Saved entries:

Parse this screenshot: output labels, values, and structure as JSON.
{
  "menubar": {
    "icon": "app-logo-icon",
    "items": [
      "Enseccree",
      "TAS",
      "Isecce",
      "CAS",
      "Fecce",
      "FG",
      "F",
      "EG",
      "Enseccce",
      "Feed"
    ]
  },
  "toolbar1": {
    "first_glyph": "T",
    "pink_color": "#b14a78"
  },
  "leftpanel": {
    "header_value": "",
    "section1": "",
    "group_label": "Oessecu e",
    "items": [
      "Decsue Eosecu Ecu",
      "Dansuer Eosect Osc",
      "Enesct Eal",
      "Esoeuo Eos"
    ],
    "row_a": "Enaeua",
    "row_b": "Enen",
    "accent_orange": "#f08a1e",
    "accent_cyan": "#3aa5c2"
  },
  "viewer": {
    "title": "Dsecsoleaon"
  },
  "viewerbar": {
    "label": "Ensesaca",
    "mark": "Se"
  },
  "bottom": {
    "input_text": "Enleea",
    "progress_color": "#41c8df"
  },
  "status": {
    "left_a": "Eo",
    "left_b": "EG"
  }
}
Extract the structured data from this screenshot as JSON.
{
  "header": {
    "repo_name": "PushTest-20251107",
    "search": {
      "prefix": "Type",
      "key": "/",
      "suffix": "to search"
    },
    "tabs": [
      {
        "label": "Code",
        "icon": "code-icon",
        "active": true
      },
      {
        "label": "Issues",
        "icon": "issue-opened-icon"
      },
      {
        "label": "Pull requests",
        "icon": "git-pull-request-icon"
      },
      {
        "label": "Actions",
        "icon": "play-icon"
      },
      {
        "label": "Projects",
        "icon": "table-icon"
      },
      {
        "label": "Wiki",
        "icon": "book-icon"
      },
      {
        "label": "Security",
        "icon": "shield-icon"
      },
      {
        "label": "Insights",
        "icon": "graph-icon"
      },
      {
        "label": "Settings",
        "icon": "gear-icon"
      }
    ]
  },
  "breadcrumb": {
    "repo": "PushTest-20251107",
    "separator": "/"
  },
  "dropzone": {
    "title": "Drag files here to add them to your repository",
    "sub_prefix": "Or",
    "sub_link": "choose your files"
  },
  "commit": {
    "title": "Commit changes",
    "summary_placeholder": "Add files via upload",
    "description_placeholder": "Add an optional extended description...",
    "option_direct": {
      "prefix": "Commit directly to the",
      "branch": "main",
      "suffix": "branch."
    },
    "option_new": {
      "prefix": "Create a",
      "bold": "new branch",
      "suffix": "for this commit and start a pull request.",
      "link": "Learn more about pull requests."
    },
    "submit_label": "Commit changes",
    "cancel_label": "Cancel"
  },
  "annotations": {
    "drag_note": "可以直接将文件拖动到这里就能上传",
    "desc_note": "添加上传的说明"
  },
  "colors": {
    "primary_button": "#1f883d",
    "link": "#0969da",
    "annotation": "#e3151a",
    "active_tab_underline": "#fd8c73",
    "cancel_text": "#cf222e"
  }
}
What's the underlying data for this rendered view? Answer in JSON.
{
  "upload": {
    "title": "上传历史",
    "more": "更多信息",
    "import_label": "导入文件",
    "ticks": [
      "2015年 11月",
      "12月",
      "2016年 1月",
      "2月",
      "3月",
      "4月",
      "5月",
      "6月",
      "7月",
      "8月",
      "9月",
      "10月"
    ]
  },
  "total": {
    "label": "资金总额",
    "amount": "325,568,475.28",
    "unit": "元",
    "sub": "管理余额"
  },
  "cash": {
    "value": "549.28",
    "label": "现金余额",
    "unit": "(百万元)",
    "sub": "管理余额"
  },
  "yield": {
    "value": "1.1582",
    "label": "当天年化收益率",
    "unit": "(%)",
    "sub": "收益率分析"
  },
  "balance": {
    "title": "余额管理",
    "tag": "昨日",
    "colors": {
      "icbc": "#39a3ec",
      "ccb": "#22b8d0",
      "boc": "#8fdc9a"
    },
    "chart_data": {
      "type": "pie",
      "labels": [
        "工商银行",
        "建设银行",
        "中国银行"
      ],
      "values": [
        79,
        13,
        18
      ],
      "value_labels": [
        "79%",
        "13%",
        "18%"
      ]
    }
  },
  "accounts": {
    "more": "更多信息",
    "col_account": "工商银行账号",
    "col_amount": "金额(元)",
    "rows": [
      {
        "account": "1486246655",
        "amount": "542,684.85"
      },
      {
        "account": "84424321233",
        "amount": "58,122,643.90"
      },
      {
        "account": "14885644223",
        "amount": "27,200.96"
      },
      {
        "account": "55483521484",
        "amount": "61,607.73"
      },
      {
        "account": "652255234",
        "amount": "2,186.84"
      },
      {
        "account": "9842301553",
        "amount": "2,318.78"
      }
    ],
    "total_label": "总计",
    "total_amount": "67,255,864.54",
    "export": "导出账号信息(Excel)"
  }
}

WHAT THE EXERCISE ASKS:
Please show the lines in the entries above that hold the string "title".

SOLUTION TO THIS EXERCISE:
    "title": "Dsecsoleaon"
    "title": "Drag files here to add them to your repository",
    "title": "Commit changes",
    "title": "上传历史",
    "title": "余额管理",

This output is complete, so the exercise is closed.